GIVEN ENTRIES:

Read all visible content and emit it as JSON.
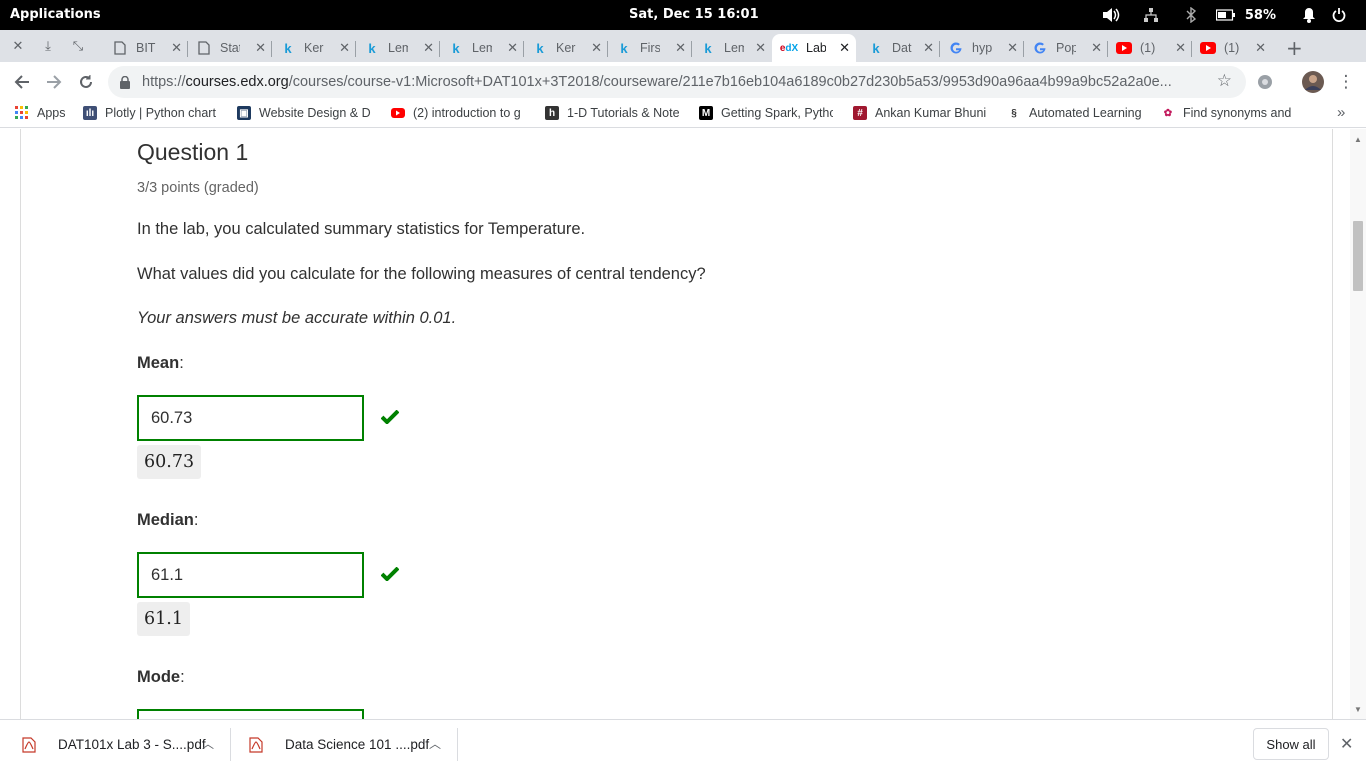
{
  "topbar": {
    "activities": "Applications",
    "clock": "Sat, Dec 15   16:01",
    "battery_pct": "58%"
  },
  "tabs": [
    {
      "title": "BIT",
      "icon": "document-icon"
    },
    {
      "title": "Stat",
      "icon": "document-icon"
    },
    {
      "title": "Ker",
      "icon": "k-icon"
    },
    {
      "title": "Lem",
      "icon": "k-icon"
    },
    {
      "title": "Lem",
      "icon": "k-icon"
    },
    {
      "title": "Ker",
      "icon": "k-icon"
    },
    {
      "title": "Firs",
      "icon": "k-icon"
    },
    {
      "title": "Lem",
      "icon": "k-icon"
    },
    {
      "title": "Lab",
      "icon": "edx-icon"
    },
    {
      "title": "Dat",
      "icon": "k-icon"
    },
    {
      "title": "hyp",
      "icon": "google-icon"
    },
    {
      "title": "Pop",
      "icon": "google-icon"
    },
    {
      "title": "(1) ",
      "icon": "youtube-icon"
    },
    {
      "title": "(1) ",
      "icon": "youtube-icon"
    }
  ],
  "address": {
    "scheme": "https://",
    "host": "courses.edx.org",
    "path": "/courses/course-v1:Microsoft+DAT101x+3T2018/courseware/211e7b16eb104a6189c0b27d230b5a53/9953d90a96aa4b99a9bc52a2a0e..."
  },
  "bookmarks": [
    {
      "label": "Apps",
      "icon": "apps-grid-icon"
    },
    {
      "label": "Plotly | Python chart",
      "icon": "plotly-icon"
    },
    {
      "label": "Website Design & D",
      "icon": "website-icon"
    },
    {
      "label": "(2) introduction to g",
      "icon": "youtube-icon"
    },
    {
      "label": "1-D Tutorials & Note",
      "icon": "h-icon"
    },
    {
      "label": "Getting Spark, Pytho",
      "icon": "medium-icon"
    },
    {
      "label": "Ankan Kumar Bhuni",
      "icon": "hashnode-icon"
    },
    {
      "label": "Automated Learning",
      "icon": "dna-icon"
    },
    {
      "label": "Find synonyms and",
      "icon": "synonym-icon"
    }
  ],
  "question": {
    "title": "Question 1",
    "points": "3/3 points (graded)",
    "prompt1": "In the lab, you calculated summary statistics for Temperature.",
    "prompt2": "What values did you calculate for the following measures of central tendency?",
    "note": "Your answers must be accurate within 0.01.",
    "mean_label": "Mean",
    "mean_value": "60.73",
    "mean_preview": "60.73",
    "median_label": "Median",
    "median_value": "61.1",
    "median_preview": "61.1",
    "mode_label": "Mode",
    "colon": ":"
  },
  "downloads": [
    {
      "name": "DAT101x Lab 3 - S....pdf"
    },
    {
      "name": "Data Science 101 ....pdf"
    }
  ],
  "show_all": "Show all",
  "colors": {
    "correct": "#008100",
    "text": "#313131"
  }
}
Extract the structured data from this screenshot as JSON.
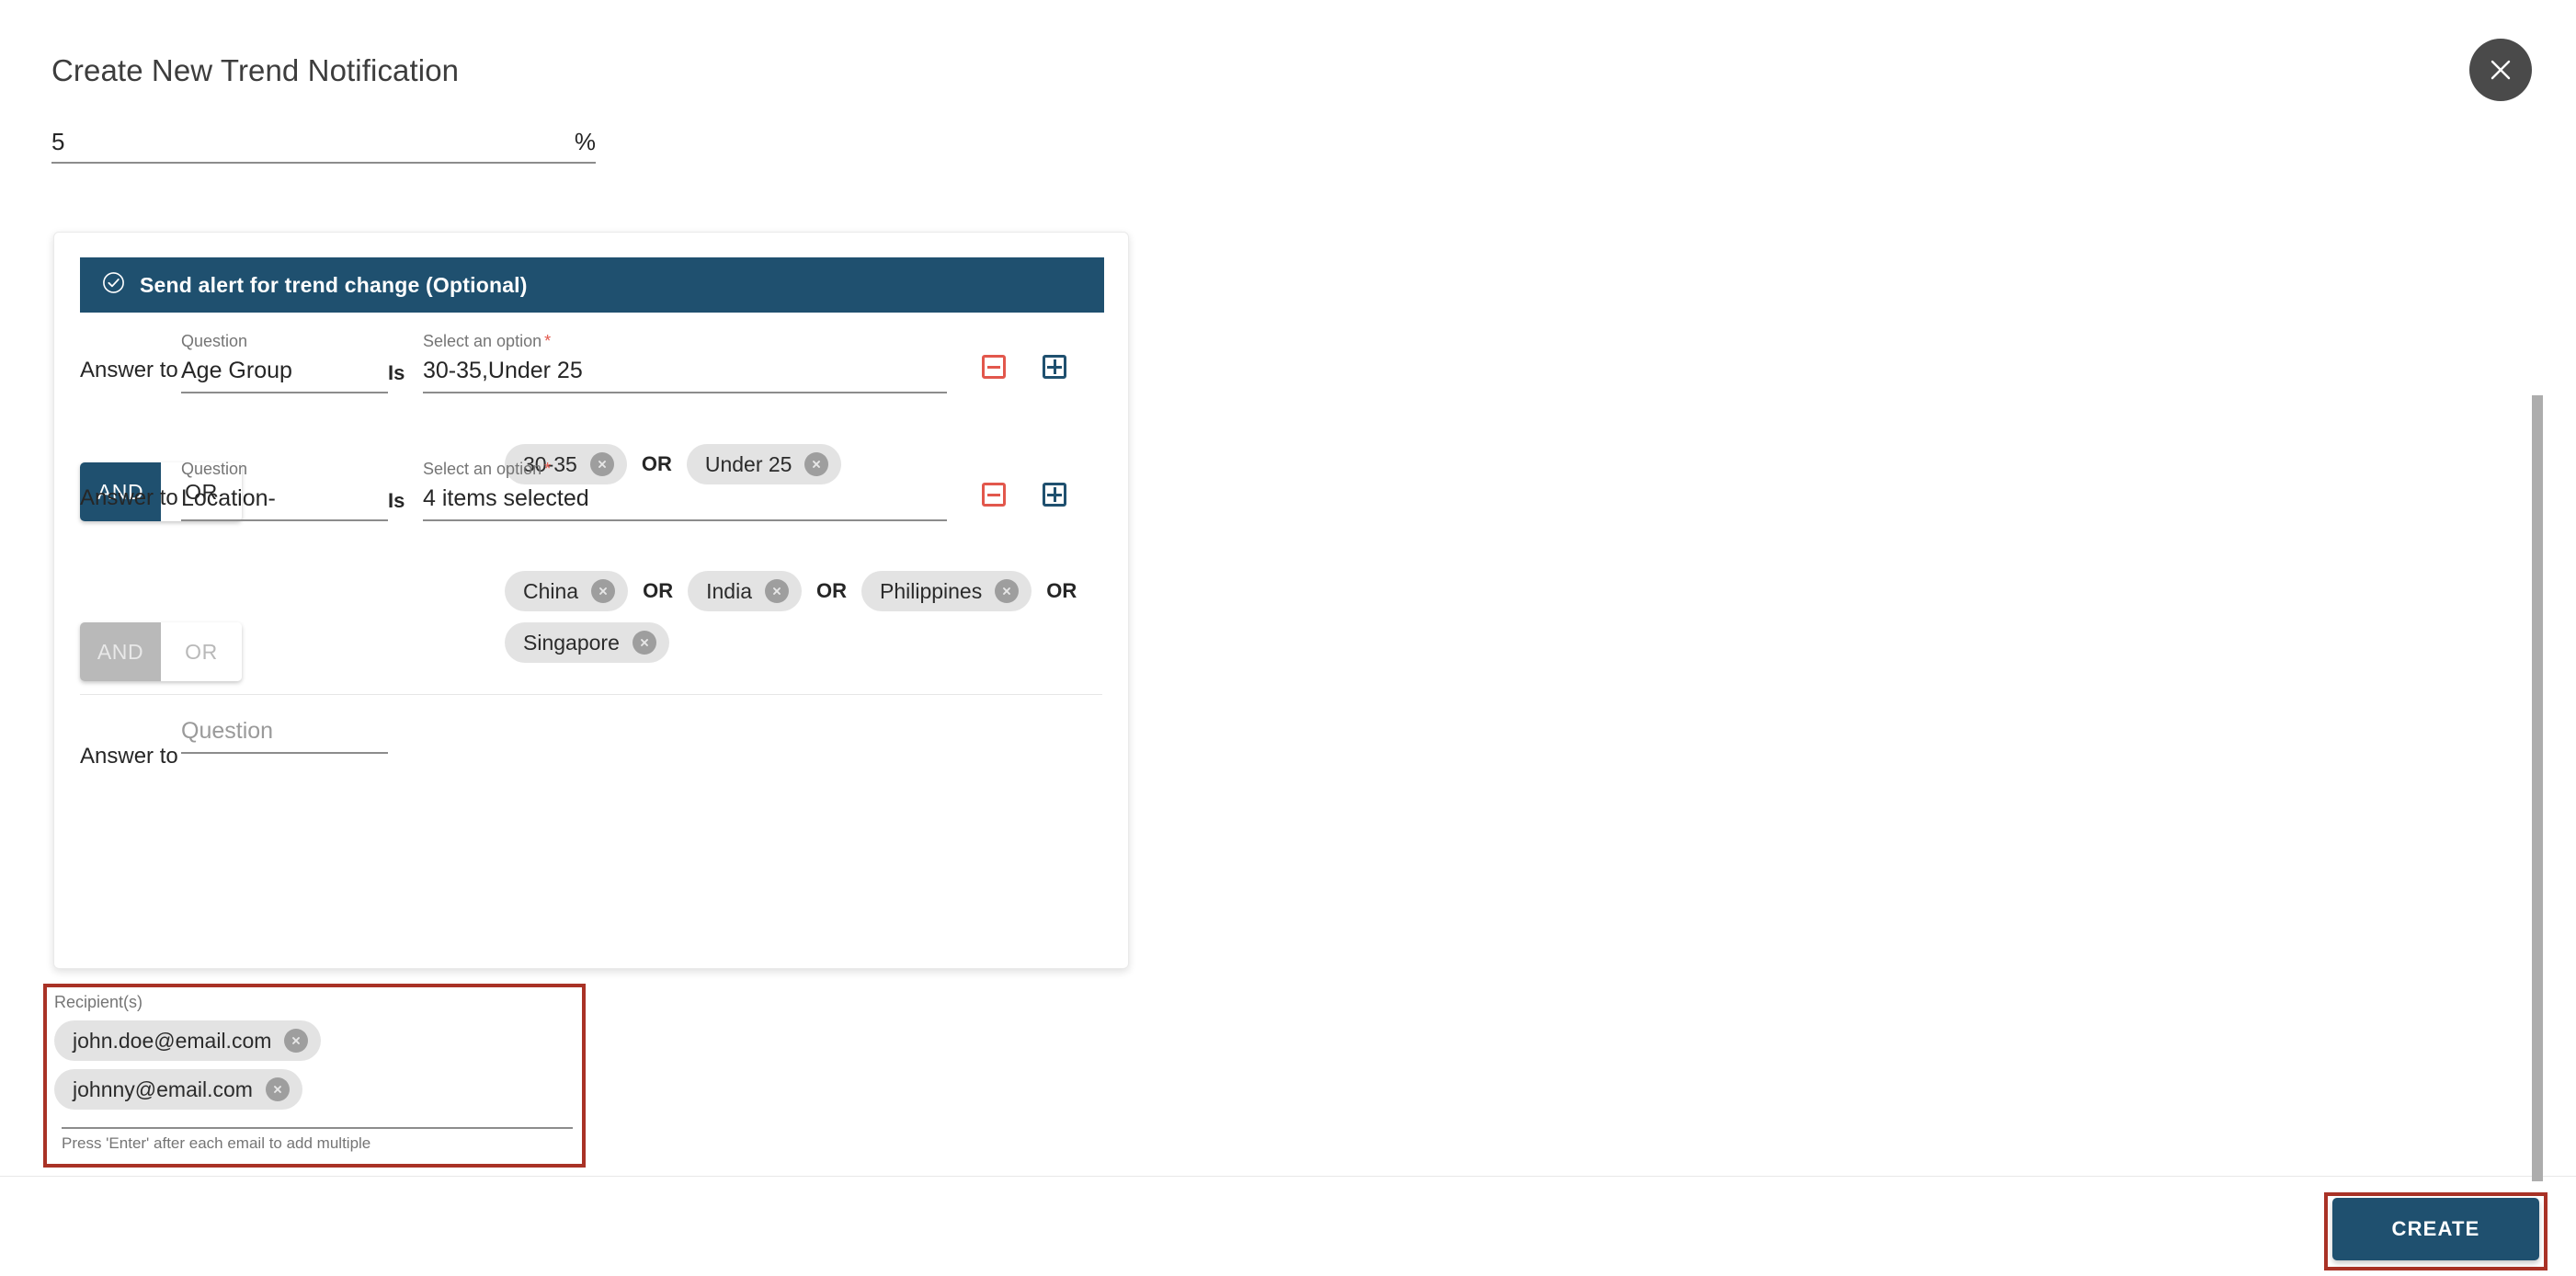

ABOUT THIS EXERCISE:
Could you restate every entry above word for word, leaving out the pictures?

THE COMPLETED TASK:
Read all visible content and emit it as JSON.
{
  "topbar": {
    "activities": "Applications",
    "clock": "Sat, Dec 15   16:01",
    "battery_pct": "58%"
  },
  "tabs": [
    {
      "title": "BIT",
      "icon": "document-icon"
    },
    {
      "title": "Stat",
      "icon": "document-icon"
    },
    {
      "title": "Ker",
      "icon": "k-icon"
    },
    {
      "title": "Lem",
      "icon": "k-icon"
    },
    {
      "title": "Lem",
      "icon": "k-icon"
    },
    {
      "title": "Ker",
      "icon": "k-icon"
    },
    {
      "title": "Firs",
      "icon": "k-icon"
    },
    {
      "title": "Lem",
      "icon": "k-icon"
    },
    {
      "title": "Lab",
      "icon": "edx-icon"
    },
    {
      "title": "Dat",
      "icon": "k-icon"
    },
    {
      "title": "hyp",
      "icon": "google-icon"
    },
    {
      "title": "Pop",
      "icon": "google-icon"
    },
    {
      "title": "(1) ",
      "icon": "youtube-icon"
    },
    {
      "title": "(1) ",
      "icon": "youtube-icon"
    }
  ],
  "address": {
    "scheme": "https://",
    "host": "courses.edx.org",
    "path": "/courses/course-v1:Microsoft+DAT101x+3T2018/courseware/211e7b16eb104a6189c0b27d230b5a53/9953d90a96aa4b99a9bc52a2a0e..."
  },
  "bookmarks": [
    {
      "label": "Apps",
      "icon": "apps-grid-icon"
    },
    {
      "label": "Plotly | Python chart",
      "icon": "plotly-icon"
    },
    {
      "label": "Website Design & D",
      "icon": "website-icon"
    },
    {
      "label": "(2) introduction to g",
      "icon": "youtube-icon"
    },
    {
      "label": "1-D Tutorials & Note",
      "icon": "h-icon"
    },
    {
      "label": "Getting Spark, Pytho",
      "icon": "medium-icon"
    },
    {
      "label": "Ankan Kumar Bhuni",
      "icon": "hashnode-icon"
    },
    {
      "label": "Automated Learning",
      "icon": "dna-icon"
    },
    {
      "label": "Find synonyms and",
      "icon": "synonym-icon"
    }
  ],
  "question": {
    "title": "Question 1",
    "points": "3/3 points (graded)",
    "prompt1": "In the lab, you calculated summary statistics for Temperature.",
    "prompt2": "What values did you calculate for the following measures of central tendency?",
    "note": "Your answers must be accurate within 0.01.",
    "mean_label": "Mean",
    "mean_value": "60.73",
    "mean_preview": "60.73",
    "median_label": "Median",
    "median_value": "61.1",
    "median_preview": "61.1",
    "mode_label": "Mode",
    "colon": ":"
  },
  "downloads": [
    {
      "name": "DAT101x Lab 3 - S....pdf"
    },
    {
      "name": "Data Science 101 ....pdf"
    }
  ],
  "show_all": "Show all",
  "colors": {
    "correct": "#008100",
    "text": "#313131"
  }
}
Extract the structured data from this screenshot as JSON.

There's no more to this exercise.